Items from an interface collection

|---|

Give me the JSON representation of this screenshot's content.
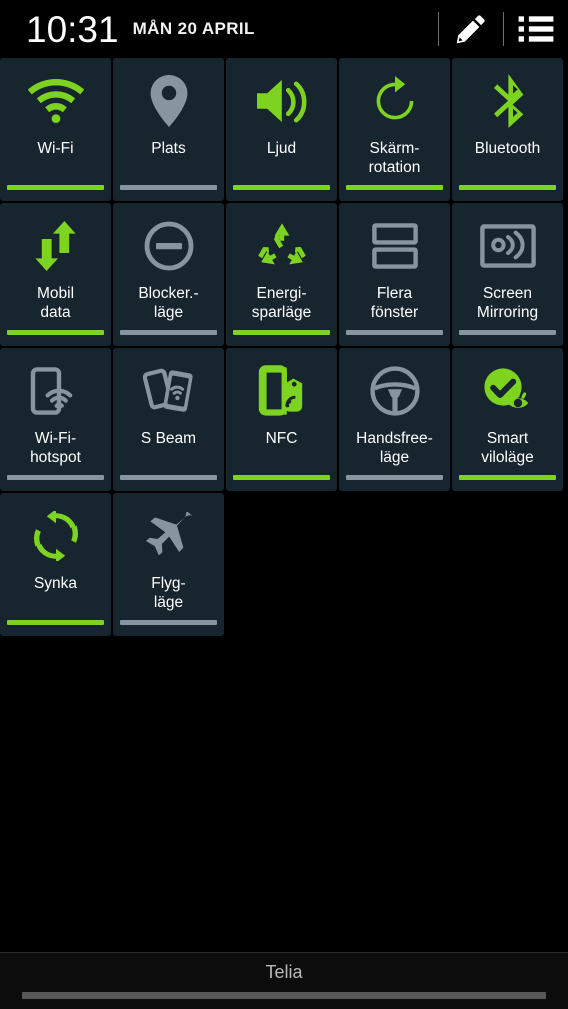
{
  "statusbar": {
    "time": "10:31",
    "date": "MÅN 20 APRIL",
    "edit_icon": "pencil-icon",
    "list_icon": "list-icon"
  },
  "colors": {
    "active": "#7ed321",
    "inactive": "#8795a1",
    "tile_bg": "#17252f",
    "page_bg": "#000000",
    "label": "#ffffff"
  },
  "quick_settings": {
    "tiles": [
      {
        "label": "Wi-Fi",
        "icon": "wifi-icon",
        "state": "on"
      },
      {
        "label": "Plats",
        "icon": "location-pin-icon",
        "state": "off"
      },
      {
        "label": "Ljud",
        "icon": "sound-speaker-icon",
        "state": "on"
      },
      {
        "label": "Skärm-\nrotation",
        "icon": "screen-rotation-icon",
        "state": "on"
      },
      {
        "label": "Bluetooth",
        "icon": "bluetooth-icon",
        "state": "on"
      },
      {
        "label": "Mobil\ndata",
        "icon": "mobile-data-icon",
        "state": "on"
      },
      {
        "label": "Blocker.-\nläge",
        "icon": "blocking-mode-icon",
        "state": "off"
      },
      {
        "label": "Energi-\nsparläge",
        "icon": "power-saving-icon",
        "state": "on"
      },
      {
        "label": "Flera\nfönster",
        "icon": "multi-window-icon",
        "state": "off"
      },
      {
        "label": "Screen\nMirroring",
        "icon": "screen-mirroring-icon",
        "state": "off"
      },
      {
        "label": "Wi-Fi-\nhotspot",
        "icon": "wifi-hotspot-icon",
        "state": "off"
      },
      {
        "label": "S Beam",
        "icon": "s-beam-icon",
        "state": "off"
      },
      {
        "label": "NFC",
        "icon": "nfc-icon",
        "state": "on"
      },
      {
        "label": "Handsfree-\nläge",
        "icon": "steering-wheel-icon",
        "state": "off"
      },
      {
        "label": "Smart\nviloläge",
        "icon": "smart-stay-icon",
        "state": "on"
      },
      {
        "label": "Synka",
        "icon": "sync-icon",
        "state": "on"
      },
      {
        "label": "Flyg-\nläge",
        "icon": "airplane-icon",
        "state": "off"
      }
    ]
  },
  "footer": {
    "carrier": "Telia",
    "handle": "drag-handle"
  }
}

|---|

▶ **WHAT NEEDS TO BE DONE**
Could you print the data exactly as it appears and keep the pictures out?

▶ **RESPONSE TO THE EXERCISE**
Give me the JSON representation of this screenshot's content.
{
  "statusbar": {
    "time": "10:31",
    "date": "MÅN 20 APRIL",
    "edit_icon": "pencil-icon",
    "list_icon": "list-icon"
  },
  "colors": {
    "active": "#7ed321",
    "inactive": "#8795a1",
    "tile_bg": "#17252f",
    "page_bg": "#000000",
    "label": "#ffffff"
  },
  "quick_settings": {
    "tiles": [
      {
        "label": "Wi-Fi",
        "icon": "wifi-icon",
        "state": "on"
      },
      {
        "label": "Plats",
        "icon": "location-pin-icon",
        "state": "off"
      },
      {
        "label": "Ljud",
        "icon": "sound-speaker-icon",
        "state": "on"
      },
      {
        "label": "Skärm-\nrotation",
        "icon": "screen-rotation-icon",
        "state": "on"
      },
      {
        "label": "Bluetooth",
        "icon": "bluetooth-icon",
        "state": "on"
      },
      {
        "label": "Mobil\ndata",
        "icon": "mobile-data-icon",
        "state": "on"
      },
      {
        "label": "Blocker.-\nläge",
        "icon": "blocking-mode-icon",
        "state": "off"
      },
      {
        "label": "Energi-\nsparläge",
        "icon": "power-saving-icon",
        "state": "on"
      },
      {
        "label": "Flera\nfönster",
        "icon": "multi-window-icon",
        "state": "off"
      },
      {
        "label": "Screen\nMirroring",
        "icon": "screen-mirroring-icon",
        "state": "off"
      },
      {
        "label": "Wi-Fi-\nhotspot",
        "icon": "wifi-hotspot-icon",
        "state": "off"
      },
      {
        "label": "S Beam",
        "icon": "s-beam-icon",
        "state": "off"
      },
      {
        "label": "NFC",
        "icon": "nfc-icon",
        "state": "on"
      },
      {
        "label": "Handsfree-\nläge",
        "icon": "steering-wheel-icon",
        "state": "off"
      },
      {
        "label": "Smart\nviloläge",
        "icon": "smart-stay-icon",
        "state": "on"
      },
      {
        "label": "Synka",
        "icon": "sync-icon",
        "state": "on"
      },
      {
        "label": "Flyg-\nläge",
        "icon": "airplane-icon",
        "state": "off"
      }
    ]
  },
  "footer": {
    "carrier": "Telia",
    "handle": "drag-handle"
  }
}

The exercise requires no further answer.